On the trail of a modern master
Aoife O’Riordain surveys the best places to see the artist’s work, including the reopened Musee Picasso in Paris
AINTER, artist, sculptor, ceramicist, photographer and writer – Pablo Picasso never ceases to fascinate. He is widely regarded as one of art’s modern masters, and from his prolific artistic achievements to his flamboyant romantic life, Picasso never stopped inspiring, intriguing and innovating.
Pablo Diego Jose Francisco de Paula Juan Nepomuceno Maria de los Remedios Cipriano de la Santisima Trinidad Martyr Patricio Clito Ruiz y Picasso, to give him his full name, was born in Malaga on October 25, 1881. His family moved to Barcelona, where he attended art school and later entered the Madrid Academy. He became known by his mother’s surname, Picasso.
Moving to Paris in 1904 was the beginning of a long love affair with France and although he moved back and forth to Spain, he finally settled in the south of France until his death in 1973.
In late October, the (museepicassoparis.fr) in the heart of the Marais reopened after a five-year renovation, 133 years to the day after Picasso was born. It’s a fitting tribute to Picasso’s far-reaching appeal and influence.
Inside, the museum displays a collection of 5000 artworks and more than 200,000 items from Picasso’s personal archives. It chronicles his key stylistic periods and delves into a diverse collection of sculptures, prints, photography, engravings, sketches, notebooks and writings. As well as several hundred Picasso paintings, there are also 150 works by masters such as Renoir, Matisse and Cezanne.

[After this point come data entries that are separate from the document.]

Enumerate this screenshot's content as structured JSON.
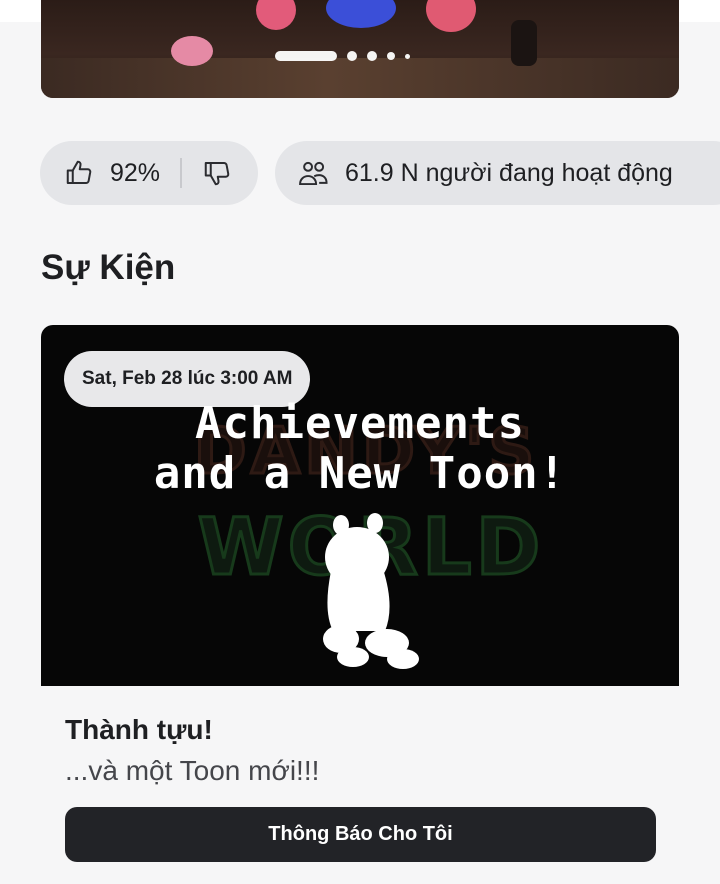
{
  "carousel": {
    "slide_count": 5,
    "active_index": 0
  },
  "stats": {
    "like_percent": "92%",
    "thumbs_up_icon": "thumbs-up-icon",
    "thumbs_down_icon": "thumbs-down-icon",
    "active_users": "61.9 N người đang hoạt động",
    "people_icon": "people-icon"
  },
  "events_section": {
    "title": "Sự Kiện"
  },
  "event": {
    "date_badge": "Sat, Feb 28 lúc 3:00 AM",
    "headline_line1": "Achievements",
    "headline_line2": "and a New Toon!",
    "title": "Thành tựu!",
    "description": "...và một Toon mới!!!",
    "notify_button": "Thông Báo Cho Tôi"
  }
}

the site of the museum, is worth a visit in its own right as one of Paris’s finest and most extravagant examples of a 17th-century hotel particulier (grand townhouse). The architectural highpoint is the central staircase based on a plan by Michelangelo for the
in Florence. From now until January 31 next year, the Christian Lacroix-designed (hotelpetitmoulinparis.com) is offering a “Picasso’s Paris” themed stay. It is one of the closest hotels to the Musee Picasso and has devised a selfguided walking tour to discover the artist’s Parisian haunts.
The walk begins in Montmartre and
where, in 1907, Picasso